  • Be convincing - if you don't seem too sure, or if you can't make your ideas stand out, then you aren't really persuading as much as you could. Remember to be definite and clearly state your point.

Use the persuasive sentence starter sheet to help you (see attached/below).



This week you are going to use your knowledge of the four operations to consider specific properties of numbers.  


Today you are going to investigate what effect brackets can have on a calculation.


Now have a look at the main maths task below:

If you need another reminder of using brackets, look at the shared example below:

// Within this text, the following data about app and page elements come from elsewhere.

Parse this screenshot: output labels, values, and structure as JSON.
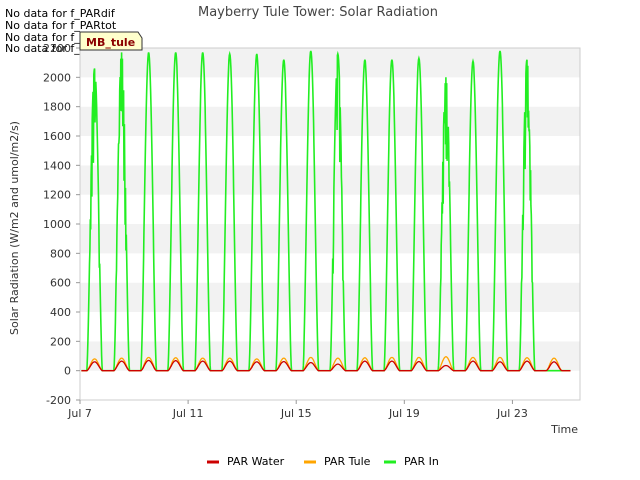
{
  "no_data_messages": [
    "No data for f_PARdif",
    "No data for f_PARtot",
    "No data for f_PARdif",
    "No data for f_PARtot"
  ],
  "badge": {
    "label": "MB_tule",
    "color": "#ffffcc"
  },
  "chart_data": {
    "type": "line",
    "title": "Mayberry Tule Tower: Solar Radiation",
    "xlabel": "Time",
    "ylabel": "Solar Radiation (W/m2 and umol/m2/s)",
    "ylim": [
      -200,
      2200
    ],
    "yticks": [
      -200,
      0,
      200,
      400,
      600,
      800,
      1000,
      1200,
      1400,
      1600,
      1800,
      2000,
      2200
    ],
    "xlim": [
      "2024-07-07T00:00",
      "2024-07-25T12:00"
    ],
    "xticks": [
      {
        "date": "2024-07-07",
        "label": "Jul 7"
      },
      {
        "date": "2024-07-11",
        "label": "Jul 11"
      },
      {
        "date": "2024-07-15",
        "label": "Jul 15"
      },
      {
        "date": "2024-07-19",
        "label": "Jul 19"
      },
      {
        "date": "2024-07-23",
        "label": "Jul 23"
      }
    ],
    "grid": "horizontal-bands",
    "legend_position": "bottom-center",
    "series": [
      {
        "name": "PAR Water",
        "color": "#cc0000",
        "days": [
          "2024-07-07",
          "2024-07-08",
          "2024-07-09",
          "2024-07-10",
          "2024-07-11",
          "2024-07-12",
          "2024-07-13",
          "2024-07-14",
          "2024-07-15",
          "2024-07-16",
          "2024-07-17",
          "2024-07-18",
          "2024-07-19",
          "2024-07-20",
          "2024-07-21",
          "2024-07-22",
          "2024-07-23",
          "2024-07-24"
        ],
        "daily_peak": [
          60,
          65,
          70,
          68,
          65,
          65,
          60,
          62,
          55,
          45,
          65,
          65,
          62,
          35,
          65,
          60,
          65,
          60
        ]
      },
      {
        "name": "PAR Tule",
        "color": "#ffa500",
        "days": [
          "2024-07-07",
          "2024-07-08",
          "2024-07-09",
          "2024-07-10",
          "2024-07-11",
          "2024-07-12",
          "2024-07-13",
          "2024-07-14",
          "2024-07-15",
          "2024-07-16",
          "2024-07-17",
          "2024-07-18",
          "2024-07-19",
          "2024-07-20",
          "2024-07-21",
          "2024-07-22",
          "2024-07-23",
          "2024-07-24"
        ],
        "daily_peak": [
          80,
          85,
          90,
          88,
          85,
          85,
          80,
          85,
          90,
          85,
          88,
          90,
          90,
          95,
          90,
          90,
          88,
          85
        ]
      },
      {
        "name": "PAR In",
        "color": "#22ee22",
        "days": [
          "2024-07-07",
          "2024-07-08",
          "2024-07-09",
          "2024-07-10",
          "2024-07-11",
          "2024-07-12",
          "2024-07-13",
          "2024-07-14",
          "2024-07-15",
          "2024-07-16",
          "2024-07-17",
          "2024-07-18",
          "2024-07-19",
          "2024-07-20",
          "2024-07-21",
          "2024-07-22",
          "2024-07-23",
          "2024-07-24"
        ],
        "daily_peak": [
          2060,
          2170,
          2170,
          2170,
          2170,
          2160,
          2160,
          2120,
          2180,
          2160,
          2120,
          2120,
          2130,
          2000,
          2110,
          2180,
          2120,
          0
        ]
      }
    ]
  }
}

Now choose from the mild, spicy or hot challenges. (If you feel confident try more than one!)

If you are feeling really confident with using brackets in calculations, challenge yourself with these extra mastery challenges:

Now complete your propeller board using the numbers Side A 30-90 : 78

                                                                                  Side B 10-90 : 78


Also remember to keep practising your times tables on TTRS.

Topic: Adult Supervision Compulsory


Botanical hammer printing!


You must get permission from parents/carers to complete this task and you need adult supervision throughout. Instead of a hammer you can try the back of a metal spoon.


Botanical hammer printing is a fun way to capture the colours of a season, it’s super easy, oh and did we mention noisy! It scores 10/10 with kids!

You will need:

  • A hammer and sturdy chopping board.
  • White paper (not glossy) or cotton fabric (is best) or even newspaper! I’ve used cut up scraps of an old white shirt and a pillowcase but if you don’t fancy sacrificing a piece of clothing you can use a few sheets of kitchen towel.
  • An assortment of leaves and petals from the garden, the more colourful the better, but even fern leaves make a great print. Try to avoid plants that have dried out or have a hard shiny coating. In order for the printing to work you need to break down the outer membrane so soft fleshy specimens work best.

To begin, arrange the petals and leaves onto a piece of paper/cloth. If you want to turn the finished print into a greetings card simply fold the paper in half first and then lay the leaves on the front.

Now for the noisy bit, gently lay a piece of fabric e.g. kitchen towel/old tea towel (slightly bigger than the paper) over the top of the leaves. Slowly but firmly, hammer the surface until the specimens begin to release their stain. Try to keep the paper underneath steady but be sure to keep little fingers well clear of the hammer. Adults must supervise this part or if they think appropriate complete this part or if parents/carers are happy they could just offer an extra helping hand to safely guide the hammer.

The aim is to create a clear print of the plants, not to completely obliterate them, so gentle hammering – don’t go wild! I admit I had way too much fun on my first attempt because all I ended up with was a sludgy brown mess. Once you get the hang of it though you can create some really beautiful results. To finish, peel off any remains of the plants from the paper and fabric using a pair of tweezers.
You could make lots of lovely card artworks or even turn one of the fabric pieces into a cushion cover. I’m sure there are many more things you could make, we’d love to hear how you get on.

Reading: Please do your daily reading and record it in your reading record.  You can now also go on: to do your online reading and quizzes too! We can see how many books you have read and how you are doing on your quizzes. So go on, let’s get reading!



Good luck with your spelling test today! If you get any wrong, keep practising them!


Year 3 / 4












Year 5 / 6











Class Dojo
  • Nursery (Small and Big Stones): 82
  • Attenborough: 124
  • Anning: 83
  • Pankhurst: 41
  • Parks: 426
  • Gahdhi: 67
  • Goodall: 132
  • Montessori: 60
  • Frank: 108
  • Kahlo: 60
  • Obama: 229
  • Senna: 50
  • Pele: 112
  • Darwin: 51